(Heartland Newsfeed) — Several rural counties in Illinois are taking a stand for gun rights by utilizing a word that conservatives associate with liberal policies as an attempt to skirt the law: sanctuary.
Five counties at minimum have recently passed resolutions declaring themselves as sanctuary counties for gun owners. It is a reference to Chicago, which has become a sanctuary city that doesn’t cooperate with aspects of immigration enforcement from the Federal government.
These resolutions are intended to put the Democratic Party-controlled General Assembly on notice that if it passes a plethora of gun bills, which includes new age restrictions for certain weapons, a bump stock ban and a size limit for gun magazines, these counties will prevent gun retailers and their employees from enforcing the new laws.
“It’s a buzzword, a word that really gets attention. With all these sanctuary cities, we just decided to turn it around to protect our Second Amendment rights,” said David Campbell, vice chairman of the Effingham County Board. Campbell noted that a minimum of 20 additional counties in Illinois, as well as local governmental officials in Oregon and Washington, have requested copies of the Effingham County resolution.
County officials do fear their state legislators will be unable to stop the passage of said gun restrictions because they are outnumbered by Chicagoland lawmakers, including Chicago, where more than 650 homicides last year happened as a result of gun violence, usually attributed to gang violence and the drug war.
Utilizing the sanctuary title is also a way of drawing attention to the political divide between rural and urban voters that were so stark in the 2016 general election, as well as the 2018 Republican gubernatorial primary. Voters in most of the state south of Interstate 80 backed New York businessman Donald Trump (and remains popular with those voters),
“We’re just stealing the language that sanctuary cities use,” explained Effingham County State’s Attorney Bryan Kibler, who came up with the idea.
Not lost in their minds are that Chicagoland lawmakers were instrumental in turning the entire state of Illinois into what is derisively called a “sanctuary state”, passing legislation last fall prohibiting law enforcement from arresting or detaining people solely on their immigration status, usually directed toward those whose work visas and green cards have expired or are in the United States illegally. Republican Gov. Bruce Rauner signed it into law soon afterward, sparking much ire from conservatives.

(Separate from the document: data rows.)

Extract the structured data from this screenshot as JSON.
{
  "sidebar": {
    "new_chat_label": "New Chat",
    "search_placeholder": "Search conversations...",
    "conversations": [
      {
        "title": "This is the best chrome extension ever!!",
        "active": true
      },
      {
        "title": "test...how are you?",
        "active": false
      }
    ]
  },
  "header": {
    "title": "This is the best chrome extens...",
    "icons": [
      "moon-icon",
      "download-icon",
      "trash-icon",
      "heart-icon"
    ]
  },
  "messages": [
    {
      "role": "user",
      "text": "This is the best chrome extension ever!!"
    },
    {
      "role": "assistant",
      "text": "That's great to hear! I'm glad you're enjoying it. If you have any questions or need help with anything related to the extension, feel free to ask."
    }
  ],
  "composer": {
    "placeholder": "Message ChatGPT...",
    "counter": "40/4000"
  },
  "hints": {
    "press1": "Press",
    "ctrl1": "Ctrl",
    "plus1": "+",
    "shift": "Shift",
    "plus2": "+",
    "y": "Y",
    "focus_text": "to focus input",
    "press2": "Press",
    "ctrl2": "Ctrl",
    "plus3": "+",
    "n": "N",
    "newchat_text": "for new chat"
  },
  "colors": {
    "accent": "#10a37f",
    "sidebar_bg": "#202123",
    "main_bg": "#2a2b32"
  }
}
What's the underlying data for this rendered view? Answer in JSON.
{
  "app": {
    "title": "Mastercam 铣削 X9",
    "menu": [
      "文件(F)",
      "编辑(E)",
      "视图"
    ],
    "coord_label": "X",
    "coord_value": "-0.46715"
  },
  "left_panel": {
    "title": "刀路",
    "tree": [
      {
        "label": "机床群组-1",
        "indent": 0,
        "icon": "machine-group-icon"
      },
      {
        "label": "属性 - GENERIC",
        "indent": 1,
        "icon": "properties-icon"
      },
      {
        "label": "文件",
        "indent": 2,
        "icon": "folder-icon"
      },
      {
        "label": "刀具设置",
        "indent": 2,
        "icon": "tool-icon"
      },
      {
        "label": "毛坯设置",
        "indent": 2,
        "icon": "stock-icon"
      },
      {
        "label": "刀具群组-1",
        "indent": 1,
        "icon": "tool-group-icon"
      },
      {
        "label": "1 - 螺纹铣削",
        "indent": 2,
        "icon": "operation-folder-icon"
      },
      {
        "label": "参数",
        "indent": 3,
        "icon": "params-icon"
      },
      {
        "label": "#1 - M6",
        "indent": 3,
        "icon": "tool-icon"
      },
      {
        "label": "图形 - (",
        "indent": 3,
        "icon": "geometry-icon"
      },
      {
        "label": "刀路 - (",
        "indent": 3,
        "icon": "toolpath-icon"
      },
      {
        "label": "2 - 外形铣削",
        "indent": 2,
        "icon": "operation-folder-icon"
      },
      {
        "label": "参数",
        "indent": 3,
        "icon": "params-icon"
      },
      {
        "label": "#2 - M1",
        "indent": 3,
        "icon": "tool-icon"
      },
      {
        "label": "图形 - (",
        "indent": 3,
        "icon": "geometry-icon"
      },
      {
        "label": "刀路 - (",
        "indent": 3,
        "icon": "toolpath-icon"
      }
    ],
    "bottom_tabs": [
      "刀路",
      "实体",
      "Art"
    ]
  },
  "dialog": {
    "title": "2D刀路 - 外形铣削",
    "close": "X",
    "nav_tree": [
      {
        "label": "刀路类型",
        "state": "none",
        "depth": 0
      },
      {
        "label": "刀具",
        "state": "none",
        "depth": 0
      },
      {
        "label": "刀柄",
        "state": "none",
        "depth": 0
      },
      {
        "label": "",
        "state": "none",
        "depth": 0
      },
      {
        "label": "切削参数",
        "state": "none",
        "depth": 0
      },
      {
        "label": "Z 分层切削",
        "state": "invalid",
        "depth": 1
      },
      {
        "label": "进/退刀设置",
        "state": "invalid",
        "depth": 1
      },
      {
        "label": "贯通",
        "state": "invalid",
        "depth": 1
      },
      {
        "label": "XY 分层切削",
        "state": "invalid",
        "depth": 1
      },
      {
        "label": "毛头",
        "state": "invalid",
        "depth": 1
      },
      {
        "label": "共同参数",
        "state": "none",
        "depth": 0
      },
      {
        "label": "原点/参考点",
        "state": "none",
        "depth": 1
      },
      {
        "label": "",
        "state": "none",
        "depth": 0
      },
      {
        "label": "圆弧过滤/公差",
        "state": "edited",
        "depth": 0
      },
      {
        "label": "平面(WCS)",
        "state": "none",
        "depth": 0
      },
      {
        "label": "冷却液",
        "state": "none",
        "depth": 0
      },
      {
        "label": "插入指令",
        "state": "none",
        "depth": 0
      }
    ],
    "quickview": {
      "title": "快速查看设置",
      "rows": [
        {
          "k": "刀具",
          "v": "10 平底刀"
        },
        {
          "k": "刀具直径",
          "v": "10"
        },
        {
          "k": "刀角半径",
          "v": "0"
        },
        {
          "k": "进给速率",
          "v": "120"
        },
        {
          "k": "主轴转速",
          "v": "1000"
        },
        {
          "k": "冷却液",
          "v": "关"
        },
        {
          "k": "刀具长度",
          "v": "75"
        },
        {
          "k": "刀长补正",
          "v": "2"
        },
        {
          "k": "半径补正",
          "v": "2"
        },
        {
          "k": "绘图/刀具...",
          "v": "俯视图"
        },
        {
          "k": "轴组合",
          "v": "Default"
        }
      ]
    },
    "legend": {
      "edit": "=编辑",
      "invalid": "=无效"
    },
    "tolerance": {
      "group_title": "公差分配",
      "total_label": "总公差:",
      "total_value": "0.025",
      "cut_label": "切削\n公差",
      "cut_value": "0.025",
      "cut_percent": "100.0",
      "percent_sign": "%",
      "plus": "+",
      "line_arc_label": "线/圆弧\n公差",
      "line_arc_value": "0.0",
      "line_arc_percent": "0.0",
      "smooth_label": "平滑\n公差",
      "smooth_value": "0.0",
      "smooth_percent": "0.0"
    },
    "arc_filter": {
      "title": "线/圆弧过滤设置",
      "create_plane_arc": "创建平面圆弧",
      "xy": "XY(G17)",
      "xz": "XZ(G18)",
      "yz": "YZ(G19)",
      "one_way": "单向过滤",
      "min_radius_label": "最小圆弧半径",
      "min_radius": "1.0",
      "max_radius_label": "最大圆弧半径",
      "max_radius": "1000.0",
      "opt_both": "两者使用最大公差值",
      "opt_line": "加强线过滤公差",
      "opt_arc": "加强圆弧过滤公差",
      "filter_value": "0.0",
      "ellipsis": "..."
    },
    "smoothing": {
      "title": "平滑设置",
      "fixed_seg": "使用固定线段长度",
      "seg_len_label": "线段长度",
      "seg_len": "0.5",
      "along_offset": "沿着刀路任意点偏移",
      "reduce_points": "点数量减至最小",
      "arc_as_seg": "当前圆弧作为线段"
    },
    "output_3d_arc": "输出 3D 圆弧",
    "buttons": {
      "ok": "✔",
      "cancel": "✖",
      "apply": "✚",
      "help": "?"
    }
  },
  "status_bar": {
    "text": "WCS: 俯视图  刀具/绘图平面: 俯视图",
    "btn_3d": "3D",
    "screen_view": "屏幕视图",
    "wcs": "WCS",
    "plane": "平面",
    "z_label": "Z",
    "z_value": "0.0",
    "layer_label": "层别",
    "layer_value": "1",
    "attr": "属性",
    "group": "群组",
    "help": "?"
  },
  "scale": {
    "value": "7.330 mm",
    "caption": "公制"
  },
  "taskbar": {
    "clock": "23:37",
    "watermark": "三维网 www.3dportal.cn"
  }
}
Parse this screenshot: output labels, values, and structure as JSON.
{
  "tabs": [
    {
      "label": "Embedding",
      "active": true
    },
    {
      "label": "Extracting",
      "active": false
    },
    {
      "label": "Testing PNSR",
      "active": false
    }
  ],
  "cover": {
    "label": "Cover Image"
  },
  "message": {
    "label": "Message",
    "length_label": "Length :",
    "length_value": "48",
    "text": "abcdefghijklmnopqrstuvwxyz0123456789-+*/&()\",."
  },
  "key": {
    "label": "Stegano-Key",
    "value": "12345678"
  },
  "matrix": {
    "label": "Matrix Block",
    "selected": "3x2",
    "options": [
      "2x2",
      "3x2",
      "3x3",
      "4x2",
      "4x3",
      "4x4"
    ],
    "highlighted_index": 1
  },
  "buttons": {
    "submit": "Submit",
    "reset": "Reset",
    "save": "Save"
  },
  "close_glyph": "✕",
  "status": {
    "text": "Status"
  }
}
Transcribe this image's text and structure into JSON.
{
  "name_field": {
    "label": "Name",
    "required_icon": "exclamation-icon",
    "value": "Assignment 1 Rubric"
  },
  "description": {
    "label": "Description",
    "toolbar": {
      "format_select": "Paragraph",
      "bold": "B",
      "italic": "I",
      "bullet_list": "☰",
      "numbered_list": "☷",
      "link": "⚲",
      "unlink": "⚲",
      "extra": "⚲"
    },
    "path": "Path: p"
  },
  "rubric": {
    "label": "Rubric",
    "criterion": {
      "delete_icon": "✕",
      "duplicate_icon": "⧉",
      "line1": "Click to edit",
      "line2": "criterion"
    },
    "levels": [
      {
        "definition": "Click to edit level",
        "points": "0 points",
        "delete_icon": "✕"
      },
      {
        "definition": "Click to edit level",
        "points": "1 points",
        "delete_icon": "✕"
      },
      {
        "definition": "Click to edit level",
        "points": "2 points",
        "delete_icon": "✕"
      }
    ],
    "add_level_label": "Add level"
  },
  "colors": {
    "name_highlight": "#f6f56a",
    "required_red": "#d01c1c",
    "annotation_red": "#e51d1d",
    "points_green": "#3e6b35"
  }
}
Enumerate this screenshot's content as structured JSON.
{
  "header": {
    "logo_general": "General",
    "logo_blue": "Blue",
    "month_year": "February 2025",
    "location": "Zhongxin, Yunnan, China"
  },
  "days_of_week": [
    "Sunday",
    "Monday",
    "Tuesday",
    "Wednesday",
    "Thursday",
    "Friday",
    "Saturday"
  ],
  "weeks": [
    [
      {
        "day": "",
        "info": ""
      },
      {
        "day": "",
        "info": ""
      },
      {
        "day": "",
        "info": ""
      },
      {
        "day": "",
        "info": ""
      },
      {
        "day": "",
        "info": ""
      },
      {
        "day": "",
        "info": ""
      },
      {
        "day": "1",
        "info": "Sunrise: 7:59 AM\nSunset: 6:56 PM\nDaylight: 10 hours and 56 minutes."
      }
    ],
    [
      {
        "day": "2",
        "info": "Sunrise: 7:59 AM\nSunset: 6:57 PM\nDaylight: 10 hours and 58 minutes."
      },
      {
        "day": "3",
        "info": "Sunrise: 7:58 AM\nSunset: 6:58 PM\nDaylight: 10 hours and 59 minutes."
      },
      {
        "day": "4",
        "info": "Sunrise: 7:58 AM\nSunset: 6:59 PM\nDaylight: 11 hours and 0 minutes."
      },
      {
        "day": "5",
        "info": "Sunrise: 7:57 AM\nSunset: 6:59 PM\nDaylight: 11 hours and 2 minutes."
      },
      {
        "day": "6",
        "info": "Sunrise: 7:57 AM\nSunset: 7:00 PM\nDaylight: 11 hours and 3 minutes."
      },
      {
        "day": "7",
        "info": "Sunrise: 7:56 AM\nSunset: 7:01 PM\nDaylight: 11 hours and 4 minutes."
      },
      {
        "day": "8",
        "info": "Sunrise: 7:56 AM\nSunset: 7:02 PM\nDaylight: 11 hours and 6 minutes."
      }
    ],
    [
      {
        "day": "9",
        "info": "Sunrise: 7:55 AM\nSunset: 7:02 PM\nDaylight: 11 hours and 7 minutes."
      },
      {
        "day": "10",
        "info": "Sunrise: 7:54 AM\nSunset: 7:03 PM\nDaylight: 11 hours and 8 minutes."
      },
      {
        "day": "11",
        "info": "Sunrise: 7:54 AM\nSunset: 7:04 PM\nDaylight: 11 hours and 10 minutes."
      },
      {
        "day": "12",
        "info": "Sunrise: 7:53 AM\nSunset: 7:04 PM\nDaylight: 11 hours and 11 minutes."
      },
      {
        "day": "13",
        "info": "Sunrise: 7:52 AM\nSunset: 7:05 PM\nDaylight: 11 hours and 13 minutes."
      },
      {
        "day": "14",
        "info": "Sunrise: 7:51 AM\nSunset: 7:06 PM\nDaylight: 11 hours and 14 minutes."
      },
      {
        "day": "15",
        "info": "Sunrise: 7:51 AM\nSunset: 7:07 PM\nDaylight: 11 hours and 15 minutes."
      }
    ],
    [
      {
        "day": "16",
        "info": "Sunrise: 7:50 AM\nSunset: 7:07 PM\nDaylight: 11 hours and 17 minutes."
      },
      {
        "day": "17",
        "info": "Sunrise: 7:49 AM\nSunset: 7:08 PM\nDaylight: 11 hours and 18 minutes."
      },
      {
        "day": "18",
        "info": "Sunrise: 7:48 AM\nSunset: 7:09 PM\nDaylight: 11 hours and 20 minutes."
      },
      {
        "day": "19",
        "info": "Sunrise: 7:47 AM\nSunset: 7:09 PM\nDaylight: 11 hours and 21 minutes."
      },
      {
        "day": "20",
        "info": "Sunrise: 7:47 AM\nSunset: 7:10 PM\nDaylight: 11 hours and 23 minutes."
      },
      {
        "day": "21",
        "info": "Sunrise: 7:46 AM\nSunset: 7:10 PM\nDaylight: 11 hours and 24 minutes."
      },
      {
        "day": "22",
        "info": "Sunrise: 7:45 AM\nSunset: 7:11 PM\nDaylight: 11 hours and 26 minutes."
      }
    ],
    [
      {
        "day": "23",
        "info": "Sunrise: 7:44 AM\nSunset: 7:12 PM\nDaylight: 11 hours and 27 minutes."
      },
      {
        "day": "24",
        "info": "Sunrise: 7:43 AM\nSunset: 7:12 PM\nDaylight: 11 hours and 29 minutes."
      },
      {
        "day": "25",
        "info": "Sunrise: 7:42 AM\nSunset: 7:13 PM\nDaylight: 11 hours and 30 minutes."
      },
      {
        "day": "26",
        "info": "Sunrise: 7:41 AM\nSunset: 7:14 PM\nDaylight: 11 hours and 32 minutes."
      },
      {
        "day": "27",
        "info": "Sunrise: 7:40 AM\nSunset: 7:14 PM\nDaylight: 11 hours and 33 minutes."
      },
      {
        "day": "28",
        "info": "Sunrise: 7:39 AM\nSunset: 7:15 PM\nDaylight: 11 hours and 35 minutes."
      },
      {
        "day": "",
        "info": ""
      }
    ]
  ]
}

“They are trying to make a point that they really resent how the city of Chicago treats the rest of the state and how they’re treated as gun owners,” said Richard Pearson, executive director of the Illinois State Rifle Association.
The resolutions, a way for communities where guns are cherished and where hunting is a way of life, are largely symbolic to prove a point that the greater majority of restrictions on guns are unconstitutional and in violation of the Second Amendment.
“We wanted to … get across that our Second Amendment rights are slowly being stripped away,” Kibler said.
Dave Workman, a representative of the Second Amendment Foundation based in Bellevue, Wash., see something more in the resolutions.
“It’s like a warning shot across somebody’s bow,” said Workman, who cites Oregon’s Deschutes County as an example of implementing a similar resolution. “If you’ve got four or five counties telling Chicago something, that’s significant.”
State Rep. Kathleen Willis (D-Addison), a sponsor of some of the proposed gun legislation, cites some worries about such resolutions, which she considers defiant of state governmental authority.
“I don’t think you can say, ‘I don’t agree with the law so I won’t enforce it,’” she said. “I think it sends the wrong message.”
Kibler states that the resolutions will deliver the same message of defiance to state government-imposed laws, much like Chicago’s refusal to cooperate with Federal immigration authorities. He won’t speculate as to how he’d deal with the new restrictions that haven’t been signed into law, but cited that legislators need to understand that ‘if you pass it, we might not pay attention to it.’
Kibler also pointed out that county prosecutors already have a lot of discretion, citing an example where he already gave a gun owner a break. He dismissed charges against a man for openly carrying a gun inside a vehicle, who came to Illinois (where it is currently not legal to openly carry, also known as constitutional carry) from Mississippi (where it is illegal to carry openly).
“The guy had no (criminal) history and he had it on the side of the front seat of his car in a sack, so I dismissed it,” he said.